- _WORK ORDER_
Can you reproduce the data beneath, keeping every line exact?

· · · · ·

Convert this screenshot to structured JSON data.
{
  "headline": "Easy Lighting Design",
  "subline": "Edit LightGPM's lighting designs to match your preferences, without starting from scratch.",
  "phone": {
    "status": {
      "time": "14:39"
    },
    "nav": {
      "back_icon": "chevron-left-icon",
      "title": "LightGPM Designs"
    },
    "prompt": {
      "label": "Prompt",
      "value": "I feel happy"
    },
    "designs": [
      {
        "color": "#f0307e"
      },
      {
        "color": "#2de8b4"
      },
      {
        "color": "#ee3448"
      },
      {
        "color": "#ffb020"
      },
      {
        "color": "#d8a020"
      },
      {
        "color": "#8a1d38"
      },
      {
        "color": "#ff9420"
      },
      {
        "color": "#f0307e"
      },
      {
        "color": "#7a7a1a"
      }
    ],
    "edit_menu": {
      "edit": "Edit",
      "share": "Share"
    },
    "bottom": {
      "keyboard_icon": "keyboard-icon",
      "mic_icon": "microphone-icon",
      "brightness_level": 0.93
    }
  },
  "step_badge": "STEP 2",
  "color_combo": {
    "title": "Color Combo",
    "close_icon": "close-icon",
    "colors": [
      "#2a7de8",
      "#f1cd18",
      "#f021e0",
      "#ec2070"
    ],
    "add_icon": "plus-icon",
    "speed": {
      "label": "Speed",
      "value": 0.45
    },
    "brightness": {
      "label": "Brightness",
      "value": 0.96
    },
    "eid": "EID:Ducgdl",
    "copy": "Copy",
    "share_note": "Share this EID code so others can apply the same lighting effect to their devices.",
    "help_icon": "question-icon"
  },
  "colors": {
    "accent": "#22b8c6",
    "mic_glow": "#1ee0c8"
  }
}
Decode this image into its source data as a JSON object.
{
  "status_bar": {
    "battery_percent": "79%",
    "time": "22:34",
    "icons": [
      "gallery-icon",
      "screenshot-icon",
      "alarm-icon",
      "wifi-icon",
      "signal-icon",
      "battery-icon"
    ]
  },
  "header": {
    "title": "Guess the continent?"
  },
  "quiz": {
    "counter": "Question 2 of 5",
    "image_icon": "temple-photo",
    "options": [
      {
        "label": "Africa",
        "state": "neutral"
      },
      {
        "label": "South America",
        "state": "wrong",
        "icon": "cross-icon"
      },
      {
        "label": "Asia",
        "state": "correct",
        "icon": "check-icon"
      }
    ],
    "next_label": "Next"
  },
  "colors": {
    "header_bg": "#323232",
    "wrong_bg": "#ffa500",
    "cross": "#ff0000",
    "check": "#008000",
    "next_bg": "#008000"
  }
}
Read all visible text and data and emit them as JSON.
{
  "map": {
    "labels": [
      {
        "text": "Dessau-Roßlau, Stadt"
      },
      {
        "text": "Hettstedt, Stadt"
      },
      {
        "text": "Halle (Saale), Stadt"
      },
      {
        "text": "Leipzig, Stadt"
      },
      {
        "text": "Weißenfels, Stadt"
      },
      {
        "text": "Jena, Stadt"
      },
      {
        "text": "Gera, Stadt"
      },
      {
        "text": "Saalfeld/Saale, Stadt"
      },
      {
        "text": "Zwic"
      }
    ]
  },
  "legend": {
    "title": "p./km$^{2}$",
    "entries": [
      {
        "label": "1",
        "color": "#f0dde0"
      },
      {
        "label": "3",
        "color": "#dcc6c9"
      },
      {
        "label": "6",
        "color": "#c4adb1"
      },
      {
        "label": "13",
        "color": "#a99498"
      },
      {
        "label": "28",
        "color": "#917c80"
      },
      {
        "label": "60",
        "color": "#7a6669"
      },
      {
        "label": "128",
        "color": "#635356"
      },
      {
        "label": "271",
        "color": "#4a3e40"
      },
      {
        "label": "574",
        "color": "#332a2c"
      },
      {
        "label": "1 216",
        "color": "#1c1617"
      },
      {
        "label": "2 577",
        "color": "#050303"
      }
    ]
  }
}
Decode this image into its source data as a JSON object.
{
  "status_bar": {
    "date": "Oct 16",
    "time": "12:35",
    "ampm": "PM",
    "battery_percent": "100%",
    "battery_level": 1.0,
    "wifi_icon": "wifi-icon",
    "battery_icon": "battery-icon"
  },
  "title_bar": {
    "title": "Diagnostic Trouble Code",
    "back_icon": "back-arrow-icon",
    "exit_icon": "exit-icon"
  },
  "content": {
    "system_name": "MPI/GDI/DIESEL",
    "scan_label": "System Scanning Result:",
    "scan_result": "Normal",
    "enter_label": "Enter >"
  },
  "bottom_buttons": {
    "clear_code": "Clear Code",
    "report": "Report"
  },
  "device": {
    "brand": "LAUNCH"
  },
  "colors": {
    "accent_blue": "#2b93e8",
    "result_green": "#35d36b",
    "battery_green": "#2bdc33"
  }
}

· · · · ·

- _SOLUTION TO THIS PROBLEM_
Convert this screenshot to structured JSON data.
{
  "headline": "Easy Lighting Design",
  "subline": "Edit LightGPM's lighting designs to match your preferences, without starting from scratch.",
  "phone": {
    "status": {
      "time": "14:39"
    },
    "nav": {
      "back_icon": "chevron-left-icon",
      "title": "LightGPM Designs"
    },
    "prompt": {
      "label": "Prompt",
      "value": "I feel happy"
    },
    "designs": [
      {
        "color": "#f0307e"
      },
      {
        "color": "#2de8b4"
      },
      {
        "color": "#ee3448"
      },
      {
        "color": "#ffb020"
      },
      {
        "color": "#d8a020"
      },
      {
        "color": "#8a1d38"
      },
      {
        "color": "#ff9420"
      },
      {
        "color": "#f0307e"
      },
      {
        "color": "#7a7a1a"
      }
    ],
    "edit_menu": {
      "edit": "Edit",
      "share": "Share"
    },
    "bottom": {
      "keyboard_icon": "keyboard-icon",
      "mic_icon": "microphone-icon",
      "brightness_level": 0.93
    }
  },
  "step_badge": "STEP 2",
  "color_combo": {
    "title": "Color Combo",
    "close_icon": "close-icon",
    "colors": [
      "#2a7de8",
      "#f1cd18",
      "#f021e0",
      "#ec2070"
    ],
    "add_icon": "plus-icon",
    "speed": {
      "label": "Speed",
      "value": 0.45
    },
    "brightness": {
      "label": "Brightness",
      "value": 0.96
    },
    "eid": "EID:Ducgdl",
    "copy": "Copy",
    "share_note": "Share this EID code so others can apply the same lighting effect to their devices.",
    "help_icon": "question-icon"
  },
  "colors": {
    "accent": "#22b8c6",
    "mic_glow": "#1ee0c8"
  }
}
Decode this image into its source data as a JSON object.
{
  "status_bar": {
    "battery_percent": "79%",
    "time": "22:34",
    "icons": [
      "gallery-icon",
      "screenshot-icon",
      "alarm-icon",
      "wifi-icon",
      "signal-icon",
      "battery-icon"
    ]
  },
  "header": {
    "title": "Guess the continent?"
  },
  "quiz": {
    "counter": "Question 2 of 5",
    "image_icon": "temple-photo",
    "options": [
      {
        "label": "Africa",
        "state": "neutral"
      },
      {
        "label": "South America",
        "state": "wrong",
        "icon": "cross-icon"
      },
      {
        "label": "Asia",
        "state": "correct",
        "icon": "check-icon"
      }
    ],
    "next_label": "Next"
  },
  "colors": {
    "header_bg": "#323232",
    "wrong_bg": "#ffa500",
    "cross": "#ff0000",
    "check": "#008000",
    "next_bg": "#008000"
  }
}
Read all visible text and data and emit them as JSON.
{
  "map": {
    "labels": [
      {
        "text": "Dessau-Roßlau, Stadt"
      },
      {
        "text": "Hettstedt, Stadt"
      },
      {
        "text": "Halle (Saale), Stadt"
      },
      {
        "text": "Leipzig, Stadt"
      },
      {
        "text": "Weißenfels, Stadt"
      },
      {
        "text": "Jena, Stadt"
      },
      {
        "text": "Gera, Stadt"
      },
      {
        "text": "Saalfeld/Saale, Stadt"
      },
      {
        "text": "Zwic"
      }
    ]
  },
  "legend": {
    "title": "p./km$^{2}$",
    "entries": [
      {
        "label": "1",
        "color": "#f0dde0"
      },
      {
        "label": "3",
        "color": "#dcc6c9"
      },
      {
        "label": "6",
        "color": "#c4adb1"
      },
      {
        "label": "13",
        "color": "#a99498"
      },
      {
        "label": "28",
        "color": "#917c80"
      },
      {
        "label": "60",
        "color": "#7a6669"
      },
      {
        "label": "128",
        "color": "#635356"
      },
      {
        "label": "271",
        "color": "#4a3e40"
      },
      {
        "label": "574",
        "color": "#332a2c"
      },
      {
        "label": "1 216",
        "color": "#1c1617"
      },
      {
        "label": "2 577",
        "color": "#050303"
      }
    ]
  }
}
Decode this image into its source data as a JSON object.
{
  "status_bar": {
    "date": "Oct 16",
    "time": "12:35",
    "ampm": "PM",
    "battery_percent": "100%",
    "battery_level": 1.0,
    "wifi_icon": "wifi-icon",
    "battery_icon": "battery-icon"
  },
  "title_bar": {
    "title": "Diagnostic Trouble Code",
    "back_icon": "back-arrow-icon",
    "exit_icon": "exit-icon"
  },
  "content": {
    "system_name": "MPI/GDI/DIESEL",
    "scan_label": "System Scanning Result:",
    "scan_result": "Normal",
    "enter_label": "Enter >"
  },
  "bottom_buttons": {
    "clear_code": "Clear Code",
    "report": "Report"
  },
  "device": {
    "brand": "LAUNCH"
  },
  "colors": {
    "accent_blue": "#2b93e8",
    "result_green": "#35d36b",
    "battery_green": "#2bdc33"
  }
}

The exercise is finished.